Regular readers of this blog will by now be well aware of our fascination with at least some of the work of the impossibly-named Tyler Brûlé, still Editor-in-Chief at the self-styled briefing on global affairs, business, culture and design that is Monocle magazine and with an increasingly intriguing residency at the Financial Times. A recent column of his in the latter publication (Differentiate – or die, published in the print edition of 18th/19th August 2012) laments the lack of differentiation in industries which are under very significant structural commercial pressures such as magazine publishing and air travel. Brûlé avers that ‘any company…with a strong point of view, solid product, good customer service and great branding’ should have more than a fair shot at attaining high levels of business success; to adduce the legendary Swedish academics Jonas Ridderstråle and Kjell A. Nordström, in the domain of commerce, sameness sucks.
Given this, one would think that there would be every incentive for relatively or absolutely unsuccessful companies to change, yet the reality is, for the most part, one of continued inertia. Why is this? We at Mediolana have had more than a few ideas on this subject, but here are three of the most compelling:
1. Risk. As some of the more lucid accounts of recent and ongoing financial crises have illustrated, risk-taking is rarely valued in most organisations when the going gets tough. Individual actors and groups within companies may run their corporations into the ground with risky and even unethical behaviour in an apparently economic benign climate, but few seem to bother with higher-level thinking when the commercial outlook begins to dim; survival rather than innovation is the name of the game, with top talent often pioneering the rush to the exits.

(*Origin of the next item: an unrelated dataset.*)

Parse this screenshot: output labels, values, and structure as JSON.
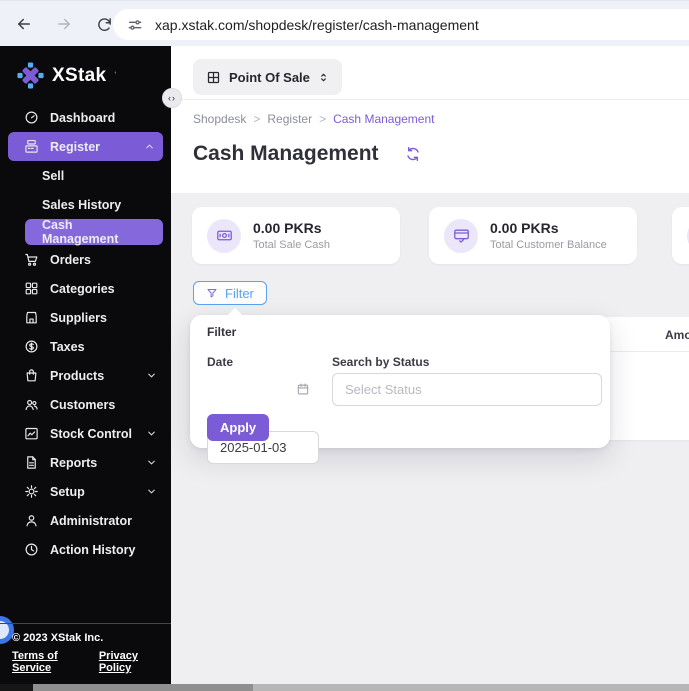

2. Social Distance. In far too many companies – particularly, though certainly not exclusively, those run along Anglo-American lines – the division between management and factory floor has become a dichotomy of phenomenal rigidity, with much of the human capital in organisations being effectively destroyed by the ghastly inequities that exist within them. With CEOs in the United States creaming off millions of dollars for every US$10,000.00 allocated to ‘ordinary’ workers, the reign of the omniscient company boss is turning into an era of micro-level idolatry – but these gods may not hold all the answers to our corporate imprecations.
3. Difficulty. Many consumers will know from experience the difference between, say, travelling by an airline from the Gulf (Emirates Airlines) or ASEAN (Singapore Airlines, Malaysia Airlines) and a national or regional carrier from the USA or Africa. Suppliers of aviation services probably have an even better idea. But to replicate (let alone implement from first principles) the attributes that Brûlé cites as being central to business success is actually extremely difficult for most companies to do in practice. As is increasingly apparent, most countries excel at some things and not at others, particularly at specific points in time. China PR is not the world’s greatest democracy; Mexico will win no prizes for guaranteeing the basic security of its citizens. Yet on many levels these are regarded as great countries which can and perhaps are supplanting their developed world competitors. What chance have mere companies got of possessing optimal product, branding and customer service at the same time, let alone those facing more testing conditions than their industry average?